• Work item
Search each line below for the word "data" and list those that contain it.
━━━━━━━━━━━━━━━━
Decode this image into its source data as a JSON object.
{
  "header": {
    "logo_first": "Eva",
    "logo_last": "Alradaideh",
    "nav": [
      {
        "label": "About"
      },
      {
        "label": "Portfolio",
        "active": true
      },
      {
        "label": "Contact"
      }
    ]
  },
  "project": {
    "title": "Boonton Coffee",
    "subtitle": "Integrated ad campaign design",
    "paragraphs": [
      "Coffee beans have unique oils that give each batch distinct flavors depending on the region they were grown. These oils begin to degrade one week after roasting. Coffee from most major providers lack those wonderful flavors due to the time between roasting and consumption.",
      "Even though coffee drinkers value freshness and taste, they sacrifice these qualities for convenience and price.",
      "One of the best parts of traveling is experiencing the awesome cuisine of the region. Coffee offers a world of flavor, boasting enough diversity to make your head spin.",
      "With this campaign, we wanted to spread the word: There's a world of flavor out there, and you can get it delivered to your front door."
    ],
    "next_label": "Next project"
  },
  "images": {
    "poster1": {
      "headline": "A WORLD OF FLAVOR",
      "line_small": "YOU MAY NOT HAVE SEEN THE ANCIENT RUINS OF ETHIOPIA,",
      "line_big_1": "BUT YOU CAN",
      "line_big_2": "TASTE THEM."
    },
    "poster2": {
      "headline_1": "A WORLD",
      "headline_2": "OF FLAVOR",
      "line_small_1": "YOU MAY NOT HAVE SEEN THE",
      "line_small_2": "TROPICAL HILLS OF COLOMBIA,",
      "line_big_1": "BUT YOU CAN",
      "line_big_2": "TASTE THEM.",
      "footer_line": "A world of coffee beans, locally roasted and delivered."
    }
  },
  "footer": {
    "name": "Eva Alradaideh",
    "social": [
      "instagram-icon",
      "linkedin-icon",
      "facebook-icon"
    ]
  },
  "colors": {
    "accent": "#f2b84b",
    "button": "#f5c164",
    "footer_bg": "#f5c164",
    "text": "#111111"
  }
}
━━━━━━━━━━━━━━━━
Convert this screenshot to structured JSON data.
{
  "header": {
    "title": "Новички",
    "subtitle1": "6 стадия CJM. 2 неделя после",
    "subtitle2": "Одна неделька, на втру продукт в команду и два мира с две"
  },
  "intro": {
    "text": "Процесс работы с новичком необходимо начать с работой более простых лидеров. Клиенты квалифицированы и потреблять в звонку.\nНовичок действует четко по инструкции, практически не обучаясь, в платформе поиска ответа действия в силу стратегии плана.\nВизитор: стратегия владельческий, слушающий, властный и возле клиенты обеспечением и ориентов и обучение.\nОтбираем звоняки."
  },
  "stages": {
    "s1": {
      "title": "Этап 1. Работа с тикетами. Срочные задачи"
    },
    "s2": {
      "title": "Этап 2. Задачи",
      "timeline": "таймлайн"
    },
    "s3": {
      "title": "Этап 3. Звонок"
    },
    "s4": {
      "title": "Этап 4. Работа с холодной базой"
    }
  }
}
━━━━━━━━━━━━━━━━
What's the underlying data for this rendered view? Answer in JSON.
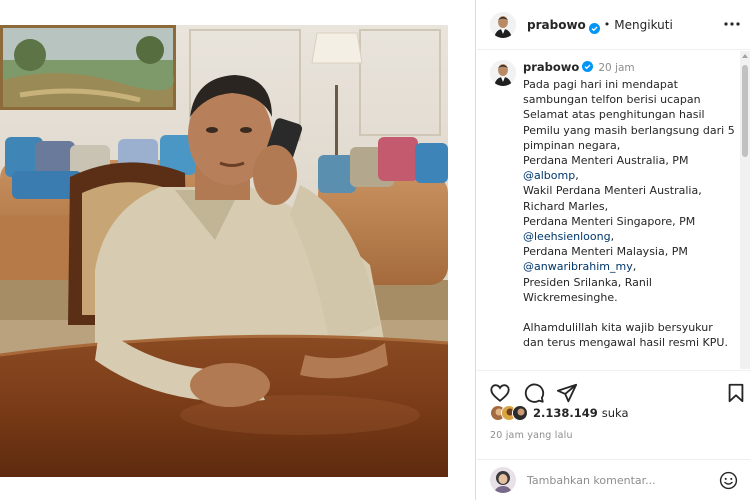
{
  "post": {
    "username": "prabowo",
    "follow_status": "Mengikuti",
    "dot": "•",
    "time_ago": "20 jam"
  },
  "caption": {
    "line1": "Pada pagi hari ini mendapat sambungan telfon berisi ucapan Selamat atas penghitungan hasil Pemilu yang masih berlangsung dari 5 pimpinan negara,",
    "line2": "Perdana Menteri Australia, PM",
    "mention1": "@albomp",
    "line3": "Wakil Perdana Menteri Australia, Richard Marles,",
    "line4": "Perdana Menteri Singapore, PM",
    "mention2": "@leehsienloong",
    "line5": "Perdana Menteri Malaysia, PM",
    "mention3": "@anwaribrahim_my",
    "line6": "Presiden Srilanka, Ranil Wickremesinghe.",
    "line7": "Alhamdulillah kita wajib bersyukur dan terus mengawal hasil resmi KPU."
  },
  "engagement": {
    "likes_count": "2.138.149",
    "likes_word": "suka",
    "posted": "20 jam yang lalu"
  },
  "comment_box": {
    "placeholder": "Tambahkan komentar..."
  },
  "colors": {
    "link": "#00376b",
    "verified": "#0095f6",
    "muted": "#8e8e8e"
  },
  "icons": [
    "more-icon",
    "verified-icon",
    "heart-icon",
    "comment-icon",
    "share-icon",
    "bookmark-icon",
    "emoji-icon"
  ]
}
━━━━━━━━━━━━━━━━
• Task result
Decode this image into its source data as a JSON object.
Convert this screenshot to structured JSON data.
What's the underlying data for this rendered view? Answer in JSON.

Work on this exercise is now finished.